is the latest Spanish band to release a commendable record worthy of further appreciation. Based out of Madrid, and taking their unusual name from a Wayne Shorter
tune, the quartet is a no-nonsense, straight-ahead ensemble that hits on all cylinders. All four members have extensive education and training behind them, as well as accumulated credits on a number of projects by a myriad of artists.
A group of this high caliber was one that was bound to happen as they naturally gravitated toward each other, drawn by the complex challenges and scope of the music they are engaged in. The dozen tracks are a testament to their compositional skills as well, the writing distributed fairly among the members. The guitar of Carlos Murillo and tenor sax of Jordi Ballarín, dueling and sparring as the principal soloists, is a proven method that works well, both complementing each other melodically and harmonically. They open with the hard bopper "El Vuelco," showcasing the astute sax tone of Ballarín, stimulating a blend of guitar/sax exchanges that runs through the project. The easy going samba essence on "Abrázame," lays out a soft palette for guitar expressions, and the poly-rhythmic "Rectilini," by drummer Miquel Asensio, is a forceful foray into a more emphatic state of mind.
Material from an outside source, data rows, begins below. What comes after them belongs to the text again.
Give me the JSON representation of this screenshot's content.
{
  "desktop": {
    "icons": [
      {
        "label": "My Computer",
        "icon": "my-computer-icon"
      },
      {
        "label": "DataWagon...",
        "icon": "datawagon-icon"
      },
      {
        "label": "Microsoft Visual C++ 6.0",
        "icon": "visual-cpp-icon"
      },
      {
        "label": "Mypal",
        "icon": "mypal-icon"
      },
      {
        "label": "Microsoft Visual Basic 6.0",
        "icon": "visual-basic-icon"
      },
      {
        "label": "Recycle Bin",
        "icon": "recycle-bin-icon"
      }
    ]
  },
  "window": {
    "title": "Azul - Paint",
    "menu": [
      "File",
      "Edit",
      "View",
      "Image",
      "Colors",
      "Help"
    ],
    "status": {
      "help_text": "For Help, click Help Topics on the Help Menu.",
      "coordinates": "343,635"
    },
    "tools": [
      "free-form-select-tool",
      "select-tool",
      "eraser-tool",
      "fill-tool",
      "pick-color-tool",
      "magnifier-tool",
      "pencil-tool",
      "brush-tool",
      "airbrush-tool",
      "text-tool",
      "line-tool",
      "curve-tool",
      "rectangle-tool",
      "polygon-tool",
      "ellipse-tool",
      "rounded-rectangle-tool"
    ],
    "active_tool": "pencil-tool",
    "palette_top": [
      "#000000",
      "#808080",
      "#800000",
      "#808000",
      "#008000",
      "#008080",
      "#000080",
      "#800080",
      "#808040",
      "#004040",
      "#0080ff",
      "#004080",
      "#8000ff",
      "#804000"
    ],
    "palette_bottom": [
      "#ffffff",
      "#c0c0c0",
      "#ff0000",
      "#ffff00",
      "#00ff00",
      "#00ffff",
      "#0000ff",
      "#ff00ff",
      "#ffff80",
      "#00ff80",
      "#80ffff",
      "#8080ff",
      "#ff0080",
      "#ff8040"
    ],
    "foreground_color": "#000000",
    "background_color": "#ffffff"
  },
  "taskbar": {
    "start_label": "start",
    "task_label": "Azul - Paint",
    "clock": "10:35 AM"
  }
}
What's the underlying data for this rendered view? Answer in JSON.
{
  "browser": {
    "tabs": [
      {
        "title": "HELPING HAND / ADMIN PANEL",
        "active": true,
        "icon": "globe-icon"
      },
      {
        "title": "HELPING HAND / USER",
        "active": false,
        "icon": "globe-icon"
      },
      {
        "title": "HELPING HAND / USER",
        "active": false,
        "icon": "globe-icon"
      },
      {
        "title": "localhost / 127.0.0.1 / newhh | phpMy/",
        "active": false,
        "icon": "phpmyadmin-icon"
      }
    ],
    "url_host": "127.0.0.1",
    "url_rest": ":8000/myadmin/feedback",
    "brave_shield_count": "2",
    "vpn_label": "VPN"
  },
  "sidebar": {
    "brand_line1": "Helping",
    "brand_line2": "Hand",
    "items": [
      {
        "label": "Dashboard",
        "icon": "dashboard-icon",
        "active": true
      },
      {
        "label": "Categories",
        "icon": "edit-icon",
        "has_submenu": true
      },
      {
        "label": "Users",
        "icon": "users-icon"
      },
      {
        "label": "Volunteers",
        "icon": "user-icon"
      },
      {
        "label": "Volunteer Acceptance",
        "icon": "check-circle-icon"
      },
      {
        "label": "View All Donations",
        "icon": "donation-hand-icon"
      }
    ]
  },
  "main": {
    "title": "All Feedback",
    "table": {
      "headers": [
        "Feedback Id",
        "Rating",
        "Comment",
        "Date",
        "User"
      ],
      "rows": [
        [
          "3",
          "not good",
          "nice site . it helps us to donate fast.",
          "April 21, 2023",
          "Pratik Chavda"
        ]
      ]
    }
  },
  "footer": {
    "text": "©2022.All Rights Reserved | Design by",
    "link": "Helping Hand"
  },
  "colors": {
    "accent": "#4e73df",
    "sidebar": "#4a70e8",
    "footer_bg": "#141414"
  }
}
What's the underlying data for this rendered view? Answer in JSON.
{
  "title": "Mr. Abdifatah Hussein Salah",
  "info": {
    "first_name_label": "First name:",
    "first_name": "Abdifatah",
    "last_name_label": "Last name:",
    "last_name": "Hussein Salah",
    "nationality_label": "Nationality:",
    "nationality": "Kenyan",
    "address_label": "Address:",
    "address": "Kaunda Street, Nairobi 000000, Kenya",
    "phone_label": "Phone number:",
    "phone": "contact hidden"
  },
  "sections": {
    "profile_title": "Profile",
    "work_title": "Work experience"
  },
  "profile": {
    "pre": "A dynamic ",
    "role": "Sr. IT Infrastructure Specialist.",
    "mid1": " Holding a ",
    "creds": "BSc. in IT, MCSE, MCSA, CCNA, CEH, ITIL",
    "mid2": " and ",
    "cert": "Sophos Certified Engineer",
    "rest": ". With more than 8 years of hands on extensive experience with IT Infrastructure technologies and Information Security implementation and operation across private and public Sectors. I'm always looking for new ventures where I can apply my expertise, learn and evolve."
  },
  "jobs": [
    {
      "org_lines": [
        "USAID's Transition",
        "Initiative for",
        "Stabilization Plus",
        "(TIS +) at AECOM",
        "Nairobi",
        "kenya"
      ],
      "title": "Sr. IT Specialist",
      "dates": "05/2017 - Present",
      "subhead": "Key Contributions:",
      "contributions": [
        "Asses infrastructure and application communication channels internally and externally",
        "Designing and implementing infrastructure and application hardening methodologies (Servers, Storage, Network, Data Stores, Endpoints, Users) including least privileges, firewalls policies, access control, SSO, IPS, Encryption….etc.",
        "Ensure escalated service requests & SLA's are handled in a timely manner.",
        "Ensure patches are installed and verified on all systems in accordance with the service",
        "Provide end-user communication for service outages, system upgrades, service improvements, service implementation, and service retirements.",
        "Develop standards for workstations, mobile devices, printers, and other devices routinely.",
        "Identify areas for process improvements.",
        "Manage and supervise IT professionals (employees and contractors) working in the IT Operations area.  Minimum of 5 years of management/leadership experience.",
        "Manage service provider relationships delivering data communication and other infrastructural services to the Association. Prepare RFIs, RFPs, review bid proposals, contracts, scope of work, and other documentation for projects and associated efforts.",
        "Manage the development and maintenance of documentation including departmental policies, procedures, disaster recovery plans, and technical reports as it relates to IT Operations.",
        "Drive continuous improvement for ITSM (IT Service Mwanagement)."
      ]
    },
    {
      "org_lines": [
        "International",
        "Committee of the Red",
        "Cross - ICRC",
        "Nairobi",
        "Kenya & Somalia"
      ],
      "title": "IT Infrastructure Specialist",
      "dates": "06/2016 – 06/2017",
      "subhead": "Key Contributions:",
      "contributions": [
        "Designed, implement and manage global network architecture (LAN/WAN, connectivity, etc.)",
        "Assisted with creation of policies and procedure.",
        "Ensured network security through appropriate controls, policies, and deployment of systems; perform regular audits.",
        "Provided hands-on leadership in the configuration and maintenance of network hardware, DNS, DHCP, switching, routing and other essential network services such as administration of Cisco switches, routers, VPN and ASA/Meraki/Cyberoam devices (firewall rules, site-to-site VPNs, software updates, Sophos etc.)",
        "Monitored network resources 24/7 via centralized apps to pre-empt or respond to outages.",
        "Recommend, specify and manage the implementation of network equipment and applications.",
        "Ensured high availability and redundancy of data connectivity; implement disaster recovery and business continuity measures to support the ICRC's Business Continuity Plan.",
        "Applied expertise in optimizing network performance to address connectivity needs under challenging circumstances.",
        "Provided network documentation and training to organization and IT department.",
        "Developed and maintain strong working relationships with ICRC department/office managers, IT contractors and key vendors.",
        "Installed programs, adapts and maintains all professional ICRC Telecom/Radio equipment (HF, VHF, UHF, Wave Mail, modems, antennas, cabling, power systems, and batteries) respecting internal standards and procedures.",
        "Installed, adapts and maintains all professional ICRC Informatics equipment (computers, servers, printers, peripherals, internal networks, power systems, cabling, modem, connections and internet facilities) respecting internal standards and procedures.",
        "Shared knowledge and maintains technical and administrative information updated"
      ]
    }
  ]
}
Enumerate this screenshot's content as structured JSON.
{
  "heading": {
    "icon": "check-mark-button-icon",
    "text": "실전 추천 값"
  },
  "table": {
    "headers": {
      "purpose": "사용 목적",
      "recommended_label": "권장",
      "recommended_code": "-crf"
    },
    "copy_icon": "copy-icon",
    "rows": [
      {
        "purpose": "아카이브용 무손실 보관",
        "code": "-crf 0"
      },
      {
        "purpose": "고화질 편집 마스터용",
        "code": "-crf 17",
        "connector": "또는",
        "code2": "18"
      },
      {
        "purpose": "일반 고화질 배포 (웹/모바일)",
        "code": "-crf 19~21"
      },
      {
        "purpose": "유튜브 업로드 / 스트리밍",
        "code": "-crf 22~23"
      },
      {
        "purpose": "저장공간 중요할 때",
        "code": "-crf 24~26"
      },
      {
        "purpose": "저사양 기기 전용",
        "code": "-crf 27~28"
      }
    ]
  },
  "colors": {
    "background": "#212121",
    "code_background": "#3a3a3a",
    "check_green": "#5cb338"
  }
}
Bassist Carlos Ibáñez wrote the waltz oriented "9-3-93" which glides into a blues tinted improvisational exchange. That sweet spot where bop and swing merge is explored on "Mind The Gap," whereas "Progresión, is more of a free floater, with shades of astral jazz. The cowbell driven "Muñecota" comes off as an R&B groove with plenty of room to move, and in an unusual twist on the Benny Golson
classic "Stablemates," the retro- bop leanings of "Unstable Moments," might arguably be the record's highlight, as all four players get to stretch out.
"Esperando," is another Ibáñez ballad, where he skillfully gives himself some space in the middle section for contrabass manifestation. Drummer Asensio reasserts himself with "Falsa Expectativa," a closet prog-rocker with shades of fusion for good measure, he also contributed the closer "Bekirent" which adheres to a similar formula. The gentle etude "Lucas," was composed for Murillo's son, presenting Ballaríns' grasp of the relaxed tempo, and the guitarists' security of playing the proper chord the song warrants.
Spain has diverse regional identities which makes up its national character. The four members of Feefifofum Quartet, each hail from a distinct region, and bring that cultural personality into the mix. Their mutual love for jazz is the common bond, but it is superb individual effort in musical cohesion that is impressive. This is an entrancing debut from musicians who play a music which is not inherently theirs, but have taken it to heart, performing jazz with the respect and dedication it deserves.
El Vuelco; Abrazame; Rectilan; 9-3-93; Mind The Gap; Progresión;
Muñecota; Unstable Thoughts; Esperando; Falsa Expectativa; Lucas;
Jordi Ballarín: tenor sax; Carlos Ibáñez: bass; Carlos Murillo: electric
guitar; Miquel Asensio: drums.